Two days after Laura Daub moved to the Beach, she received some sobering news: she had been diagnosed with breast cancer.
Three weeks later Daub underwent a partial mastectomy/lumpectomy. The mass was removed with clear margins, but the diagnosis was not great: triple negative breast cancer, stage 2, grade 3 – one of the more difficult cancers to treat, as it doesn’t respond to hormonal therapies.
But rather than shutting down or hiding at home with family during treatment, Daub opted to turn her illness into opportunity, a chance to make a cheeky statement, raise awareness of the importance of women being checked for breast cancer, and to raise some money for the hospital treating her cancer.
Daub contacted Sarah Snood in England, who was running a campaign where she posted a daily photo of herself in new headwear, to raise both money for her local cancer hospital, and awareness, in the form of encouraging others to get checked regularly for signs of breast cancer.

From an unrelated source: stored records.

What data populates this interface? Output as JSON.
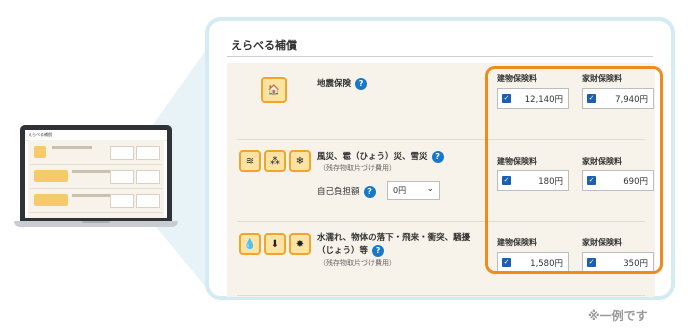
{
  "section_title": "えらべる補償",
  "premium_headers": {
    "building": "建物保険料",
    "contents": "家財保険料"
  },
  "rows": [
    {
      "title": "地震保険",
      "building": "12,140円",
      "contents": "7,940円"
    },
    {
      "title": "風災、雹（ひょう）災、雪災",
      "sub": "（残存物取片づけ費用）",
      "deductible_label": "自己負担額",
      "deductible_value": "0円",
      "building": "180円",
      "contents": "690円"
    },
    {
      "title_line1": "水濡れ、物体の落下・飛来・衝突、騒擾",
      "title_line2": "（じょう）等",
      "sub": "（残存物取片づけ費用）",
      "building": "1,580円",
      "contents": "350円"
    }
  ],
  "mini": {
    "title": "えらべる補償"
  },
  "note": "※一例です",
  "colors": {
    "accent": "#f08a1c",
    "help": "#1a78c8",
    "card_border": "#d5ebf3",
    "panel": "#f7f3ea"
  },
  "icons": [
    "earthquake-icon",
    "wind-icon",
    "hail-icon",
    "snow-icon",
    "water-icon",
    "falling-object-icon",
    "collision-icon"
  ]
}
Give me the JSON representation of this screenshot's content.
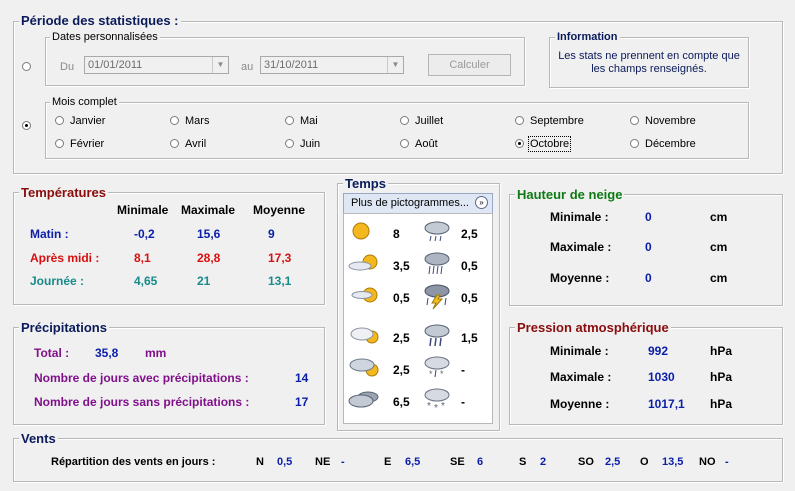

Daub asked Snood if she would mind if she ran basically the same campaign here in Toronto, and thus was born the ‘Check Your T*ts’ campaign, Canadian edition.
Daub will post a photo of herself in different headgear every day for either a year, or until her goal of raising $10,000 for Princess Margaret Cancer Centre is reached. The campaign started on Dec. 3.
“I hadn’t even lost my hair at that point,” said Daub.
On the day she spoke with Beach Metro News, Daub posted her 80th photo, wearing a cat-themed hat sent to her from an online supporter she’s never met before. The caption asked, “Have you checked your t*ts lately? Today would be the purrfect time to do so.”
The reaction so far has been very positive, she said, with more than $3,000 raised through canadahelps.org (tax receipts are available, and Daub doesn’t have to deal with receiving and passing on donations).
Even more encouraging, she said, are the comments from those who actually have gone on to get checked.
“I’ve had a few people tell me they’ve made appointments for mammograms, and that’s amazing,” she said.
Daub recently found out her chemotherapy would be discontinued before reaching its conclusion, because of a bad reaction to the chemicals in the second stage. While she said the idea of stopping chemo early is scary, it’s also a bit of a relief, after the harsh effects the treatments had.
“I spent a lot of time on the couch watching Downton Abbey,” she said, choosing to point out one of the few positive sides to chemotherapy.
Daub invites hat donations, most of which she plans to pass on when the campaign has wrapped up. Hats have been sent by both online-only and real-life friends and supporters from around the world.
“When I’m finished I’m going to donate the ones that I can to other cancer patients,” she said.
Not all of them are up for donation, however. The first large selection of headwear came from Daub’s mother in Florida, who, Daub said with a laugh, “turned out to be like the Emelda Marcos of hats.”
Next up is radiation treatment – and more hats and wigs, of course. Daub said her mother now tells her she can’t start her day in Florida without seeing a new photo.
While she says she was never a hat person before, the challenge has likely made her into one for life. And for someone who trained in fashion design, the lack of previous experience with headwear is a bit ironic.
“Now I’m kicking myself for not taking the extra millinery course,” she said.